*WORK TASK*:
Give back the entire listing exactly as it was provided.
------ RECORDS ------
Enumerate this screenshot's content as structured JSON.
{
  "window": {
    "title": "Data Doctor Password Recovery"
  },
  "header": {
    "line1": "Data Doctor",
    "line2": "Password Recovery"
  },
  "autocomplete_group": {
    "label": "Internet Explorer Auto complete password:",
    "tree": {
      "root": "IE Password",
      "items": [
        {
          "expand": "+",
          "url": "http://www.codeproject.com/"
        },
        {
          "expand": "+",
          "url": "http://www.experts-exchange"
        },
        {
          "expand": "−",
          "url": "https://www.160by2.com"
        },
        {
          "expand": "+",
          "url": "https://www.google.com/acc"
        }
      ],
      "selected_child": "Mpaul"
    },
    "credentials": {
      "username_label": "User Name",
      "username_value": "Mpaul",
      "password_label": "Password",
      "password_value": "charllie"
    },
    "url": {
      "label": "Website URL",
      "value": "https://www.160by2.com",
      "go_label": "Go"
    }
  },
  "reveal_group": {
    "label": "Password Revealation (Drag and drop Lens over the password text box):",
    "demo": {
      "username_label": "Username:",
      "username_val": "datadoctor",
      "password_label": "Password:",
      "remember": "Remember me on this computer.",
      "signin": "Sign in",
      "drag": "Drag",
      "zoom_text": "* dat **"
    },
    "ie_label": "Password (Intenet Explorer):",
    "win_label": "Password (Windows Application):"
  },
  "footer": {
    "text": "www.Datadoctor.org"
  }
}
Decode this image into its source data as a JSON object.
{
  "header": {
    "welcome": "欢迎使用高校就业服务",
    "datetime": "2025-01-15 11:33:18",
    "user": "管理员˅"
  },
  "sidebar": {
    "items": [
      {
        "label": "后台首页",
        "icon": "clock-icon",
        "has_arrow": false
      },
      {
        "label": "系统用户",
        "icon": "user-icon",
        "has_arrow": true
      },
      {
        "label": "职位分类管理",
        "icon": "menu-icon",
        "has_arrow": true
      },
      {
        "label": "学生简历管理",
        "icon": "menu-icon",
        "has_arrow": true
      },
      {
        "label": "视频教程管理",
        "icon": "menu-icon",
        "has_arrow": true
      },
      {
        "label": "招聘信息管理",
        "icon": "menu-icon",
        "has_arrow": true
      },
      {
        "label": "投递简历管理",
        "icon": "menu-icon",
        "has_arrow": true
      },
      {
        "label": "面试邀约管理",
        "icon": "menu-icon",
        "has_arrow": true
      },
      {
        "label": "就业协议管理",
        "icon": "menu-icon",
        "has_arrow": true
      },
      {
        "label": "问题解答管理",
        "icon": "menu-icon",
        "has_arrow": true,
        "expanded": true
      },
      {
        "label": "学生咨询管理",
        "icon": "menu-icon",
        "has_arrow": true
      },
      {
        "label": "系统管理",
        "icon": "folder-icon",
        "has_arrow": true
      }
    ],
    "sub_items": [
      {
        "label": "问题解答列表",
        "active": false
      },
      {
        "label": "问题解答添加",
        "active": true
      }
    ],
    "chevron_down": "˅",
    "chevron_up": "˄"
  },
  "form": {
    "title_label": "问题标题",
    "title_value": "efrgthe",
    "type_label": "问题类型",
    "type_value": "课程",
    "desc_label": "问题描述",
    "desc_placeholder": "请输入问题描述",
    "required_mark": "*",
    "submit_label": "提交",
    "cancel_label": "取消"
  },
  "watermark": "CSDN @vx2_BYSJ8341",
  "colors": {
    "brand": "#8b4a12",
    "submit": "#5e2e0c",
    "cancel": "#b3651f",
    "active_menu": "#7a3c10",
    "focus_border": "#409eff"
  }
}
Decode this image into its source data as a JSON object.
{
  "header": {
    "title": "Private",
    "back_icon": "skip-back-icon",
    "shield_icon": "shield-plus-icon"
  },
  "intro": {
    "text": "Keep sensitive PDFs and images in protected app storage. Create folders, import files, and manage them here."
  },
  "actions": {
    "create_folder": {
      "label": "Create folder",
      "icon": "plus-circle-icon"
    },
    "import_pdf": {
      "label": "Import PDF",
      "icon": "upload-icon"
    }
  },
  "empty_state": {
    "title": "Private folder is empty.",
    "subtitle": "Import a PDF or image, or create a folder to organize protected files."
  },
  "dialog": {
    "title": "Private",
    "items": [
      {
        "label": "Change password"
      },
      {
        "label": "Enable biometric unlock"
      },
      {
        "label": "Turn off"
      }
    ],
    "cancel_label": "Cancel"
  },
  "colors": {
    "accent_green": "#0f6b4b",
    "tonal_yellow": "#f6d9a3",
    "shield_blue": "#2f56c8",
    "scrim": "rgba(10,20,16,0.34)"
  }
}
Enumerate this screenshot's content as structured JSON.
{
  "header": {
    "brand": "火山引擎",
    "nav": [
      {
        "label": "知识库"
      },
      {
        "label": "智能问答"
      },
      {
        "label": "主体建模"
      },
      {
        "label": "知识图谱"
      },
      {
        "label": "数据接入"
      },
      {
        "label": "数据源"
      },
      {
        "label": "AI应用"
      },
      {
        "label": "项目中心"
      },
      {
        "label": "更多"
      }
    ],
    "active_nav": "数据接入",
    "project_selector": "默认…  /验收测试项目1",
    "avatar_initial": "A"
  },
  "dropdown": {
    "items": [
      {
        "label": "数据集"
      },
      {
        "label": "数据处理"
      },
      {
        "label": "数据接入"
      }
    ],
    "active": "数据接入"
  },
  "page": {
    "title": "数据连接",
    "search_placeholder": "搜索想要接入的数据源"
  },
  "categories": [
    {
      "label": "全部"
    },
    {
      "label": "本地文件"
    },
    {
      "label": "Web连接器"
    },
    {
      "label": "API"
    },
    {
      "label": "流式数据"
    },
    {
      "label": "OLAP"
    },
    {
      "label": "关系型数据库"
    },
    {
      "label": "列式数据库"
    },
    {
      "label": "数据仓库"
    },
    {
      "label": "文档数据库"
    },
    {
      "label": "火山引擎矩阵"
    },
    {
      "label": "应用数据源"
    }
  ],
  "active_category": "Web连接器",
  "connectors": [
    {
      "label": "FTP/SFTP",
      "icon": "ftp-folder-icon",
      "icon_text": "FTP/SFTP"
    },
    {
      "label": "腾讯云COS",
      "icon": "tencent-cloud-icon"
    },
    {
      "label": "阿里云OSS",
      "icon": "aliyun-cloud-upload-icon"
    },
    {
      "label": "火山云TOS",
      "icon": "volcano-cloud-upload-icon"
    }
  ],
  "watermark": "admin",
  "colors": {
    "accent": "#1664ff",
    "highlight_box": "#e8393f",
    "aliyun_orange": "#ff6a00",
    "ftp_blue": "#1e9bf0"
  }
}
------
*ANSWER SECTION*:
Enumerate this screenshot's content as structured JSON.
{
  "window": {
    "title": "Data Doctor Password Recovery"
  },
  "header": {
    "line1": "Data Doctor",
    "line2": "Password Recovery"
  },
  "autocomplete_group": {
    "label": "Internet Explorer Auto complete password:",
    "tree": {
      "root": "IE Password",
      "items": [
        {
          "expand": "+",
          "url": "http://www.codeproject.com/"
        },
        {
          "expand": "+",
          "url": "http://www.experts-exchange"
        },
        {
          "expand": "−",
          "url": "https://www.160by2.com"
        },
        {
          "expand": "+",
          "url": "https://www.google.com/acc"
        }
      ],
      "selected_child": "Mpaul"
    },
    "credentials": {
      "username_label": "User Name",
      "username_value": "Mpaul",
      "password_label": "Password",
      "password_value": "charllie"
    },
    "url": {
      "label": "Website URL",
      "value": "https://www.160by2.com",
      "go_label": "Go"
    }
  },
  "reveal_group": {
    "label": "Password Revealation (Drag and drop Lens over the password text box):",
    "demo": {
      "username_label": "Username:",
      "username_val": "datadoctor",
      "password_label": "Password:",
      "remember": "Remember me on this computer.",
      "signin": "Sign in",
      "drag": "Drag",
      "zoom_text": "* dat **"
    },
    "ie_label": "Password (Intenet Explorer):",
    "win_label": "Password (Windows Application):"
  },
  "footer": {
    "text": "www.Datadoctor.org"
  }
}
Decode this image into its source data as a JSON object.
{
  "header": {
    "welcome": "欢迎使用高校就业服务",
    "datetime": "2025-01-15 11:33:18",
    "user": "管理员˅"
  },
  "sidebar": {
    "items": [
      {
        "label": "后台首页",
        "icon": "clock-icon",
        "has_arrow": false
      },
      {
        "label": "系统用户",
        "icon": "user-icon",
        "has_arrow": true
      },
      {
        "label": "职位分类管理",
        "icon": "menu-icon",
        "has_arrow": true
      },
      {
        "label": "学生简历管理",
        "icon": "menu-icon",
        "has_arrow": true
      },
      {
        "label": "视频教程管理",
        "icon": "menu-icon",
        "has_arrow": true
      },
      {
        "label": "招聘信息管理",
        "icon": "menu-icon",
        "has_arrow": true
      },
      {
        "label": "投递简历管理",
        "icon": "menu-icon",
        "has_arrow": true
      },
      {
        "label": "面试邀约管理",
        "icon": "menu-icon",
        "has_arrow": true
      },
      {
        "label": "就业协议管理",
        "icon": "menu-icon",
        "has_arrow": true
      },
      {
        "label": "问题解答管理",
        "icon": "menu-icon",
        "has_arrow": true,
        "expanded": true
      },
      {
        "label": "学生咨询管理",
        "icon": "menu-icon",
        "has_arrow": true
      },
      {
        "label": "系统管理",
        "icon": "folder-icon",
        "has_arrow": true
      }
    ],
    "sub_items": [
      {
        "label": "问题解答列表",
        "active": false
      },
      {
        "label": "问题解答添加",
        "active": true
      }
    ],
    "chevron_down": "˅",
    "chevron_up": "˄"
  },
  "form": {
    "title_label": "问题标题",
    "title_value": "efrgthe",
    "type_label": "问题类型",
    "type_value": "课程",
    "desc_label": "问题描述",
    "desc_placeholder": "请输入问题描述",
    "required_mark": "*",
    "submit_label": "提交",
    "cancel_label": "取消"
  },
  "watermark": "CSDN @vx2_BYSJ8341",
  "colors": {
    "brand": "#8b4a12",
    "submit": "#5e2e0c",
    "cancel": "#b3651f",
    "active_menu": "#7a3c10",
    "focus_border": "#409eff"
  }
}
Decode this image into its source data as a JSON object.
{
  "header": {
    "title": "Private",
    "back_icon": "skip-back-icon",
    "shield_icon": "shield-plus-icon"
  },
  "intro": {
    "text": "Keep sensitive PDFs and images in protected app storage. Create folders, import files, and manage them here."
  },
  "actions": {
    "create_folder": {
      "label": "Create folder",
      "icon": "plus-circle-icon"
    },
    "import_pdf": {
      "label": "Import PDF",
      "icon": "upload-icon"
    }
  },
  "empty_state": {
    "title": "Private folder is empty.",
    "subtitle": "Import a PDF or image, or create a folder to organize protected files."
  },
  "dialog": {
    "title": "Private",
    "items": [
      {
        "label": "Change password"
      },
      {
        "label": "Enable biometric unlock"
      },
      {
        "label": "Turn off"
      }
    ],
    "cancel_label": "Cancel"
  },
  "colors": {
    "accent_green": "#0f6b4b",
    "tonal_yellow": "#f6d9a3",
    "shield_blue": "#2f56c8",
    "scrim": "rgba(10,20,16,0.34)"
  }
}
Enumerate this screenshot's content as structured JSON.
{
  "header": {
    "brand": "火山引擎",
    "nav": [
      {
        "label": "知识库"
      },
      {
        "label": "智能问答"
      },
      {
        "label": "主体建模"
      },
      {
        "label": "知识图谱"
      },
      {
        "label": "数据接入"
      },
      {
        "label": "数据源"
      },
      {
        "label": "AI应用"
      },
      {
        "label": "项目中心"
      },
      {
        "label": "更多"
      }
    ],
    "active_nav": "数据接入",
    "project_selector": "默认…  /验收测试项目1",
    "avatar_initial": "A"
  },
  "dropdown": {
    "items": [
      {
        "label": "数据集"
      },
      {
        "label": "数据处理"
      },
      {
        "label": "数据接入"
      }
    ],
    "active": "数据接入"
  },
  "page": {
    "title": "数据连接",
    "search_placeholder": "搜索想要接入的数据源"
  },
  "categories": [
    {
      "label": "全部"
    },
    {
      "label": "本地文件"
    },
    {
      "label": "Web连接器"
    },
    {
      "label": "API"
    },
    {
      "label": "流式数据"
    },
    {
      "label": "OLAP"
    },
    {
      "label": "关系型数据库"
    },
    {
      "label": "列式数据库"
    },
    {
      "label": "数据仓库"
    },
    {
      "label": "文档数据库"
    },
    {
      "label": "火山引擎矩阵"
    },
    {
      "label": "应用数据源"
    }
  ],
  "active_category": "Web连接器",
  "connectors": [
    {
      "label": "FTP/SFTP",
      "icon": "ftp-folder-icon",
      "icon_text": "FTP/SFTP"
    },
    {
      "label": "腾讯云COS",
      "icon": "tencent-cloud-icon"
    },
    {
      "label": "阿里云OSS",
      "icon": "aliyun-cloud-upload-icon"
    },
    {
      "label": "火山云TOS",
      "icon": "volcano-cloud-upload-icon"
    }
  ],
  "watermark": "admin",
  "colors": {
    "accent": "#1664ff",
    "highlight_box": "#e8393f",
    "aliyun_orange": "#ff6a00",
    "ftp_blue": "#1e9bf0"
  }
}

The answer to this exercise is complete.